But this isn’t about really about Cyrus’ numerous antics, whether it’s the masturbatory sentiment of “Adore,” twerking on doghouse-bound Robin Thicke, or that scandalous, giant penis at the G.A.Y. Club. No, while all those are truly “something,” let’s strip (no pun intended) the gloss and raunchiness and merely examine how “Nightmare” adds up. As aforementioned, personally, nothing about “Nightmare” screams a reinvention or rebooted Miley as far as her second liberated foray is concerned. But then again, “Wrecking Ball” became over sensationalized because of the video clip as opposed to the song itself, which is much more respectable.
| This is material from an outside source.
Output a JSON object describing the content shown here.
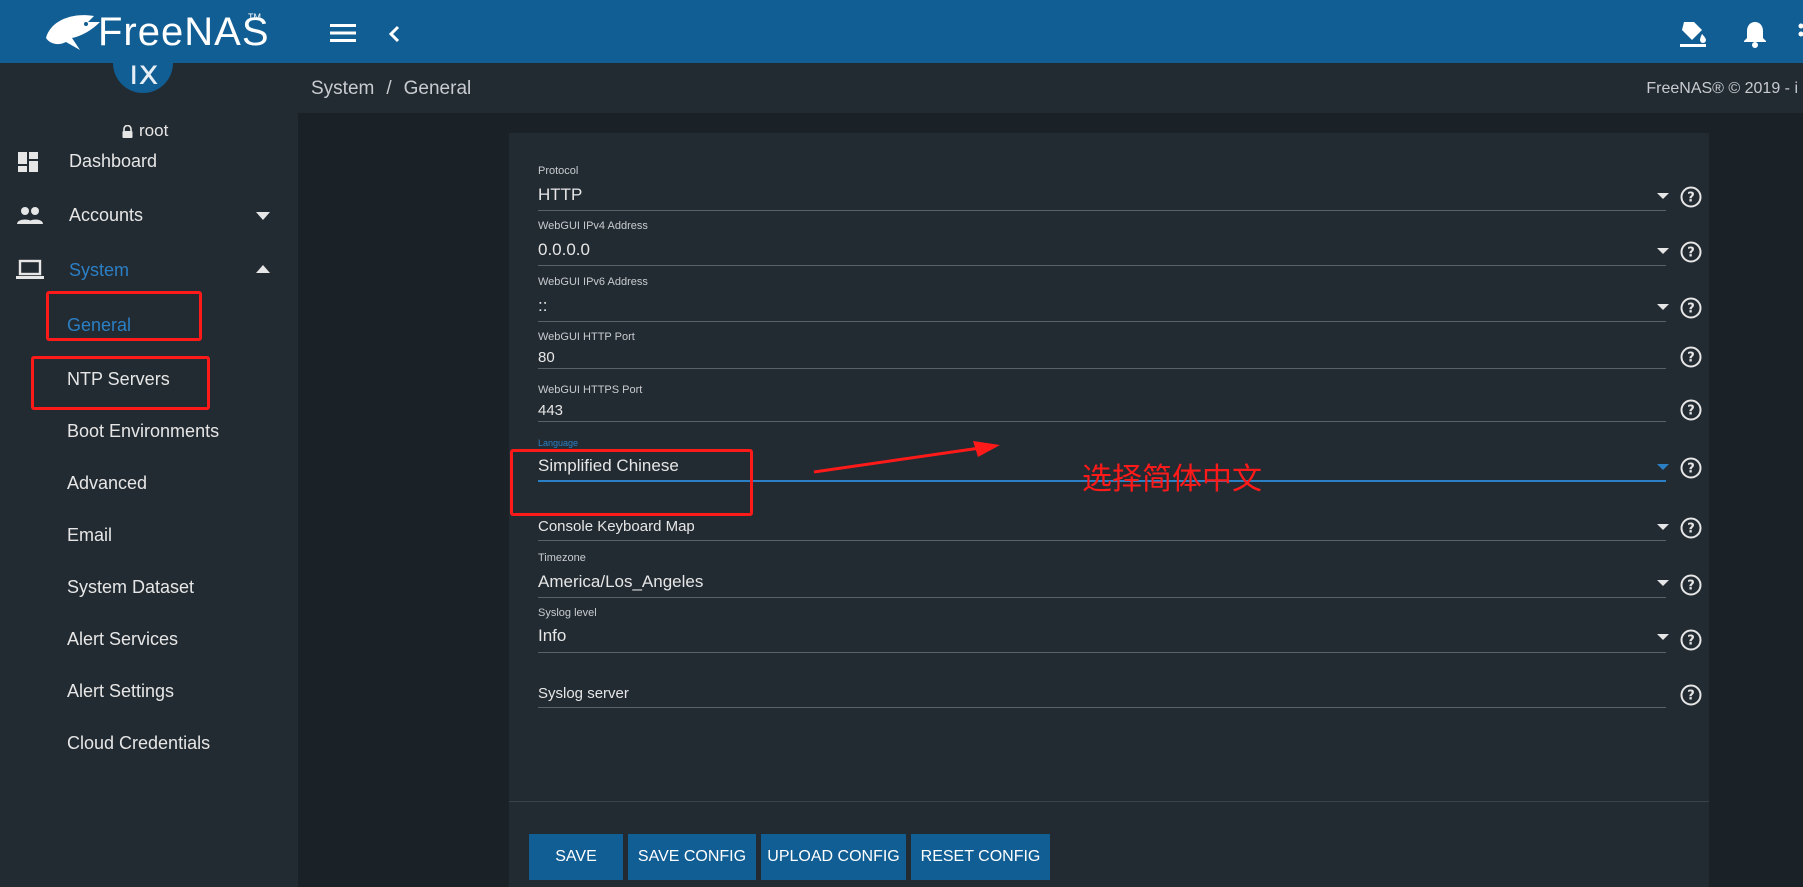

So here goes nothing. On the first verse, Cyrus is literally dreaming, singing, “In this dream I never see your face / I’m just a step behind.” On the pre-chorus, she’s distraught, adding, “I woke up in a broken dream / with no one lying next to me / It’s not how it’s supposed to be / so why’d you have to go?” So basically, he’s not there, so the chorus confirms the “nightmare” she’s experiencing, as referenced in paragraph one – “But you’re not there.” Verse two offers more of the same fare – “Table’s set for two, but it’s a wasted” and “The quiet’s getting loud” – while the bridge elevates the drama to new heights, capped off by key lyric, “Scared to death but I’m only dreaming.”
Ultimately, the script is predictable – you know exactly where Cyrus is going to from the beginning. This doesn’t make “Nightmare” bad and in a way, it is almost atonement fro Cyrus’ coarse image. That said “Nightmare” is no real extension of Cyrus’ edge that she possessed on Bangerz unless she manages to provide that extra oomph and bite through her antics. One thing’s for sure though – Miley Cyrus is predictably unpredictable.